several things dove-tailed in my mind, and at once it struck me what quality went to form a Man of Achievement, especially in Literature, and which Shakespeare possessed so enormously—I mean Negative Capability, that is, when a man is capable of being in uncertainties, mysteries, doubts, without any irritable reaching after fact and reason ~John Keats
our greatest blessings come to us by way of madness Phaedr. 244a
Alcibiades and the Socratic Lover-Educator
Bryn Mawr Classical Review 2012.07.14
Marguerite Johnson, Harold Tarrant (ed.), Alcibiades and the Socratic Lover-Educator. London: Bristol Classical Press, 2011. Pp. x, 254. ISBN 9780715640869. $80.00.
Reviewed by Owen Goldin, Marquette University (Owen.Goldin@Marquette.edu)

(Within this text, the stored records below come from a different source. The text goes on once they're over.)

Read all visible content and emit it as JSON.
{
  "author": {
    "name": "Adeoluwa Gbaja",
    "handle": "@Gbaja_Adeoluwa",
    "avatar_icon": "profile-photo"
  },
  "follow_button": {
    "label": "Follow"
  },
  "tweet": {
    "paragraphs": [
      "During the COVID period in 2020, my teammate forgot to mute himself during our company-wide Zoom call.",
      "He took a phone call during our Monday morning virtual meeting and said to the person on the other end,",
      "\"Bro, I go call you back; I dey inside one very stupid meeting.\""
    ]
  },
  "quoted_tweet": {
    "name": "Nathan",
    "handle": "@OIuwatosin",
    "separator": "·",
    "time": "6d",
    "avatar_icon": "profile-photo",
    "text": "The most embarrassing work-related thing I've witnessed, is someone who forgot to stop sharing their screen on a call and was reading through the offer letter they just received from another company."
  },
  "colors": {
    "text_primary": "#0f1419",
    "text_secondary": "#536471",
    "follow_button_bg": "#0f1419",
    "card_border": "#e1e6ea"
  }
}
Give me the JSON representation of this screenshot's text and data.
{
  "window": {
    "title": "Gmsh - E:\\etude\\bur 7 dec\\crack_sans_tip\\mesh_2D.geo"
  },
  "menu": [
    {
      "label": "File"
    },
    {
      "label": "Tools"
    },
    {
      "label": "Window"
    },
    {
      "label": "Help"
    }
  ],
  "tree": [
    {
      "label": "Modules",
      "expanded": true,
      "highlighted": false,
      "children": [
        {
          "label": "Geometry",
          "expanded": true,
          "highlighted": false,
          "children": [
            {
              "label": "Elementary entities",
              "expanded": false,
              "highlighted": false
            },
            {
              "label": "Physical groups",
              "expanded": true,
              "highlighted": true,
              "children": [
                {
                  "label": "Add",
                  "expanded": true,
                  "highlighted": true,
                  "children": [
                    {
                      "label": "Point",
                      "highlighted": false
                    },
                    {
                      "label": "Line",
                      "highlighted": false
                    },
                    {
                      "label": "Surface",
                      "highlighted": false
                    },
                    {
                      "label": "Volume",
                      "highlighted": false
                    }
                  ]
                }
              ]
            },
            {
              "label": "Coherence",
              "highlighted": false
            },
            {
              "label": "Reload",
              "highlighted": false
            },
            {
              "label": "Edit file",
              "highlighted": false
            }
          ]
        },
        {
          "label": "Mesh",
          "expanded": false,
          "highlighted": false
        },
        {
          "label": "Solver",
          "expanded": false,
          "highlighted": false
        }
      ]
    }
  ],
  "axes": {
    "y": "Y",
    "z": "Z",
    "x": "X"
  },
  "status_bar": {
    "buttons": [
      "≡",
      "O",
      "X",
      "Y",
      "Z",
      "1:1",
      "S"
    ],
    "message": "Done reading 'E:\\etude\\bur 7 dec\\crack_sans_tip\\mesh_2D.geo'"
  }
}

The present volume has its origin in a symposium: “Socrates, Alcibiades, and the Divine Lover/Educator” held at the University of Newcastle in December 2008. Most but not all of the papers have as their focus Alcibiades I (a dialogue whose attribution to Plato remains a matter of dispute); several others deal with other, post-Platonic texts that directly or indirectly bear on the relationship between Socrates and Alcibiades, antiquity’s most famous example of an eroticized relationship between teacher and student. While contemporary sensibilities are apt to condemn such a relationship as inappropriate at best, and predatory at worst, the author of the dialogue takes it to be fundamental to philosophical education.
In “The Role of Eros in Improving the Pupil, or What Socrates Learned from Sappho”, Marguerite Johnson develops the suggestion of Maximus of Tyre that Socrates and Sappho shared the same erotic pedagogy. Johnson thus sees the relationship of Platonic philosophical love as a development of the Greek poetic tradition. For both Sappho and Socrates, the art of love is taught through performing “the rites of Eros”; for both, the pursuer becomes the pursued. Socrates’ understanding of love has, however, moved beyond Sappho. For Socrates, unlike Sappho, the successful erotic performance involves restraint; only through moderation can the lover be protected from the wounds of which Sappho sings. Further, unlike the beloved of Sappho, the ultimate object of Socrates’ love is impersonal. more